In a panel discussion led by Greg Scarlatoiu, Executive Director of the Committee for Human Rights in North Korea, internationally acclaimed human rights experts discussed what can be done to end the human rights abuses by North Korea. Scarlatoiu’s organization, HRNK was the first to publish a book in English on the abductions of Japanese by North Korea, Taken! (2011, HRNK), and has published prolifically on a wide variety of human rights violations under the North Korean regime.
Over the past several years, North Korea’s nuclear program has dominated headlines around the world. Its dramatic ballistic missile launches and dizzying brinksmanship led to a widely-touted summit meeting with U.S. president Donald Trump in Singapore in June 2018.
However, as veteran American diplomat and Korean expert Evans Revere pointed out at the symposium, North Korea’s human rights violations cannot be separated from its nuclear threats and saber rattling. The others on the panel including international human rights lawyers agreed.

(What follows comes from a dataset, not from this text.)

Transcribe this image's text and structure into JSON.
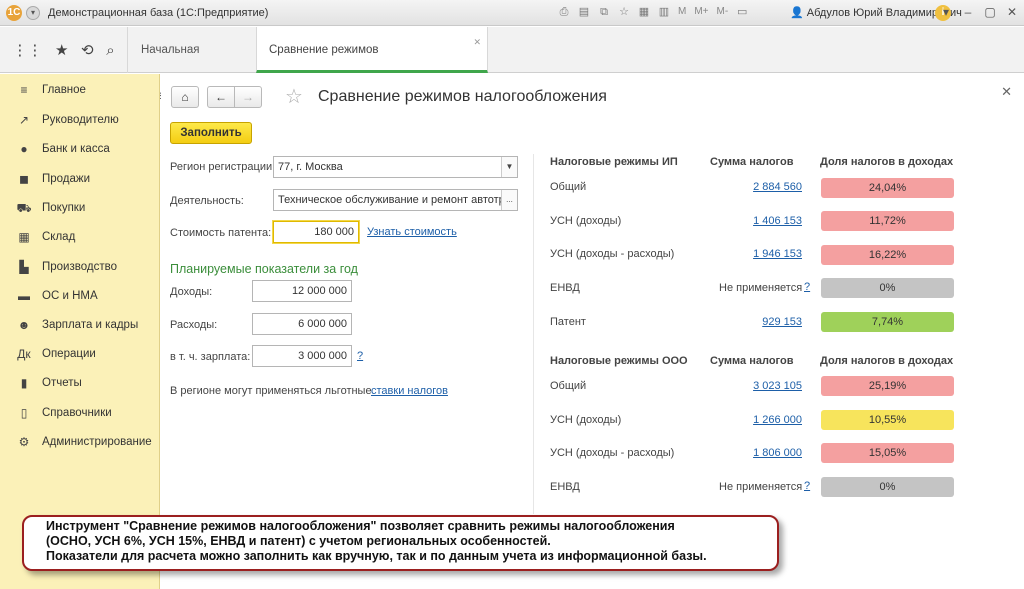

South Korean professor Youngshik Bong agreed that North Korea would not respond to anything but the harshest pressure from outside. At the same time, he praised Japan’s moral courage for holding fast to the human rights issue during the six-party talks held largely during the early 2000s. At the time, Japan was heavily criticized for refusing to sign a deal with North Korea that did not include the return of all hostages—to Japan, to the Republic of Korea, and to every other country from which they were abducted. In retrospect, Prof. Bong said, that decision proved to be the right one.
Human Rights lawyer and Ritsumeikan Law School professor Kimio Yakushiji reminded the audience of the UN agreements to which North Korea is a party but not compliant. His discussion helped focus the symposium on options to convince North Korea to bring itself into compliance with international law and norms.

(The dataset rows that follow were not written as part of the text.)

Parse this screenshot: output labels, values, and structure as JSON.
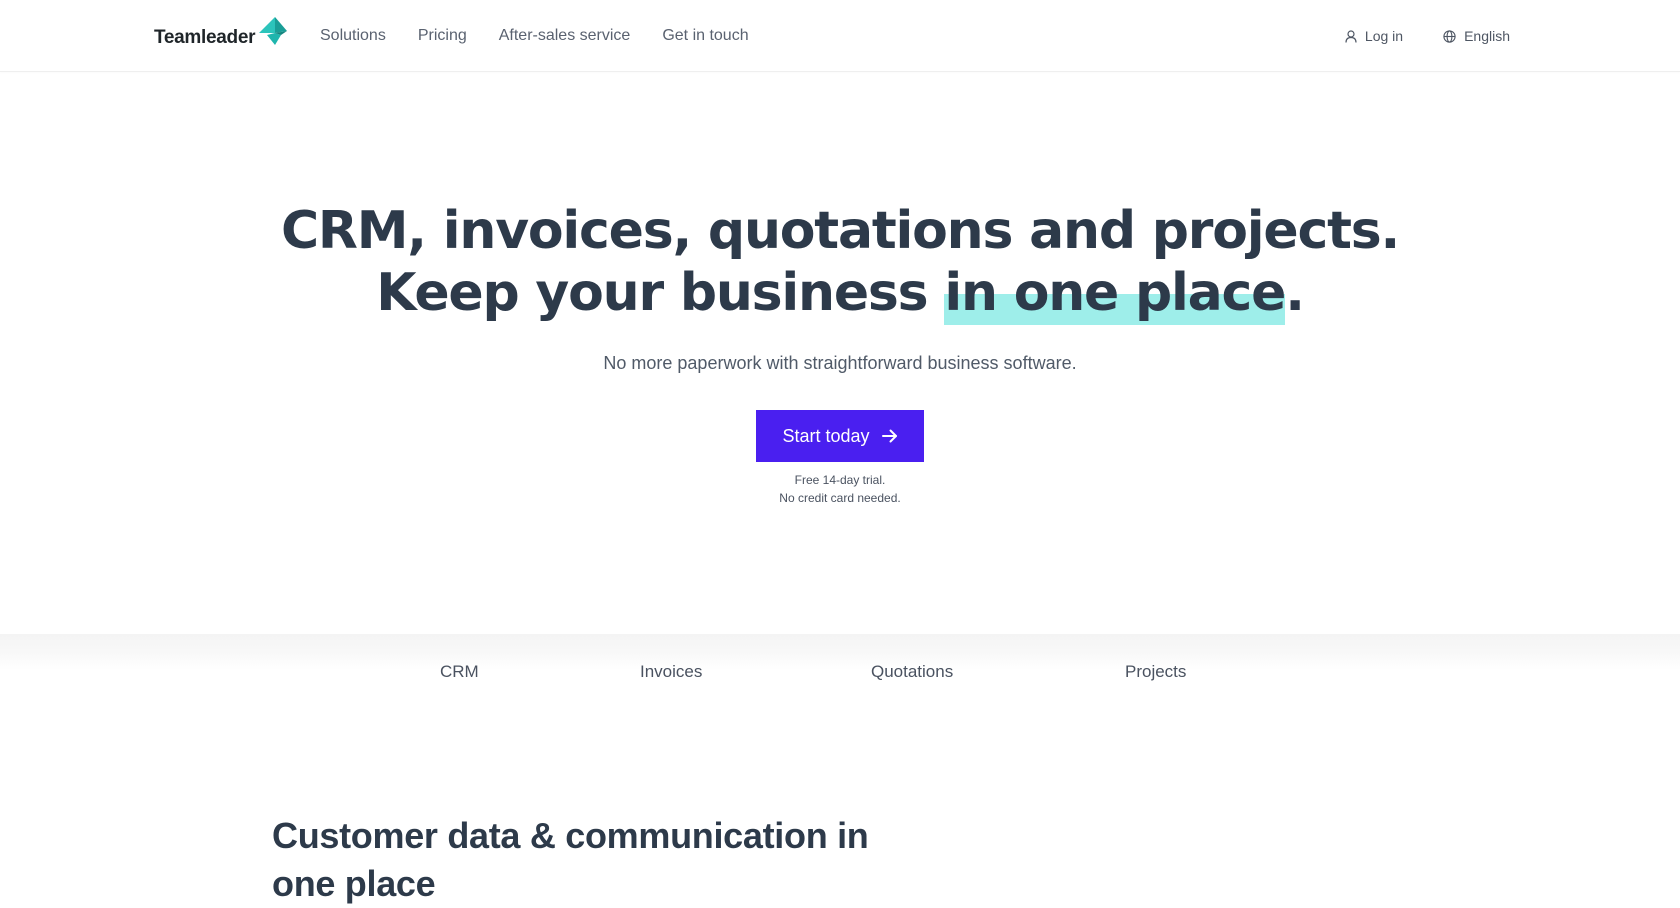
{
  "header": {
    "logo_text": "Teamleader",
    "nav": [
      {
        "label": "Solutions"
      },
      {
        "label": "Pricing"
      },
      {
        "label": "After-sales service"
      },
      {
        "label": "Get in touch"
      }
    ],
    "login": {
      "label": "Log in",
      "icon": "user-icon"
    },
    "language": {
      "label": "English",
      "icon": "globe-icon"
    }
  },
  "hero": {
    "title_line1": "CRM, invoices, quotations and projects.",
    "title_line2_prefix": "Keep your business ",
    "title_line2_highlight": "in one place",
    "title_line2_suffix": ".",
    "subtitle": "No more paperwork with straightforward business software.",
    "cta": {
      "label": "Start today",
      "icon": "arrow-right-icon"
    },
    "note_line1": "Free 14-day trial.",
    "note_line2": "No credit card needed."
  },
  "feature_tabs": [
    {
      "label": "CRM"
    },
    {
      "label": "Invoices"
    },
    {
      "label": "Quotations"
    },
    {
      "label": "Projects"
    }
  ],
  "section": {
    "title": "Customer data & communication in one place"
  },
  "colors": {
    "primary": "#4a1ff0",
    "highlight": "#9eeeea",
    "logo_accent": "#1fb5ad",
    "text_dark": "#2d3a4a",
    "text_muted": "#5a6270"
  }
}
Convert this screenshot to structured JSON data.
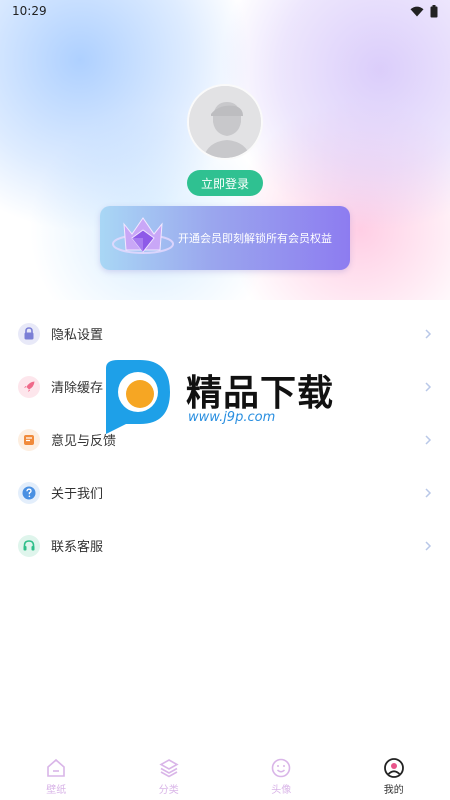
{
  "status_bar": {
    "time": "10:29"
  },
  "profile": {
    "login_label": "立即登录"
  },
  "vip_banner": {
    "text": "开通会员即刻解锁所有会员权益"
  },
  "menu": {
    "items": [
      {
        "label": "隐私设置",
        "icon": "lock-icon",
        "color": "#7b7fd6"
      },
      {
        "label": "清除缓存",
        "icon": "rocket-icon",
        "color": "#ef6a8a"
      },
      {
        "label": "意见与反馈",
        "icon": "feedback-icon",
        "color": "#f08a3a"
      },
      {
        "label": "关于我们",
        "icon": "question-icon",
        "color": "#4a90e2"
      },
      {
        "label": "联系客服",
        "icon": "headset-icon",
        "color": "#2fbf8a"
      }
    ]
  },
  "watermark": {
    "title": "精品下载",
    "url": "www.j9p.com"
  },
  "tabbar": {
    "items": [
      {
        "label": "壁纸",
        "icon": "home-icon",
        "active": false
      },
      {
        "label": "分类",
        "icon": "layers-icon",
        "active": false
      },
      {
        "label": "头像",
        "icon": "smile-icon",
        "active": false
      },
      {
        "label": "我的",
        "icon": "profile-icon",
        "active": true
      }
    ]
  },
  "colors": {
    "accent": "#2fc191",
    "tab_inactive": "#d9b5e8",
    "vip_start": "#a9d7f5",
    "vip_end": "#8d7cf0"
  }
}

Japan’s leadership continues to be essential on the issue of North Korean human rights. This is especially true given the deadlock within the United Nations Security Council, where some member states are often hesitant to discuss abuses and other crimes against humanity by North Korea.
World Leaders Show North Korea its Behavior is its Greatest Liability
Prime Minister Abe and U.S. President Donald Trump, along with South Korean President Moon Jae In, have held out the prospect of economic development for North Korea should it abandon its state-sponsored terrorism and release its abductees and other hostages. The possibility of lifting the North’s 25 million people out of poverty and distress into an affluent 21st century must be attractive to the North Korean regime.
Sending Off ‘Winds from Home’
Putting the year’s efforts into perspective, the December symposium ended on an upbeat note with a mini concert, joint recording of the radio programs, Furusato no Kaze (Winds from Home) and Shiokaze (Sea Breeze), which regularly broadcasts towards North Korea.
The music of the late afternoon soared on the hopes of the audience and the talent of professionals and amateurs alike. It was a poignant reminder of depth of free society’s longing for the return of their loved ones and an end to North Korea’s violations of international norms.
A Chance to Choose a Better Life for North Koreans
With the close of the symposium and an active year garnering international understanding and support, the stage is set for 2019. Will North Korea abandon its programs of human rights violations, nuclear and missile weapons development? Will it seek aid and accept instead the offers of help in building a meaningful economy – and life for the people of North Korea?
There is no future for North Korea without the return of every abductee. In tandem, there must be resolution of the nuclear weapons and missile programs that also violate international law and threaten the world.
All eyes will be on Northeast Asia in 2019, waiting to see whether the long nightmare of North Korea’s global campaign of terrorism may finally be drawing to a close.
All Official titles cited in the text are as of May 2018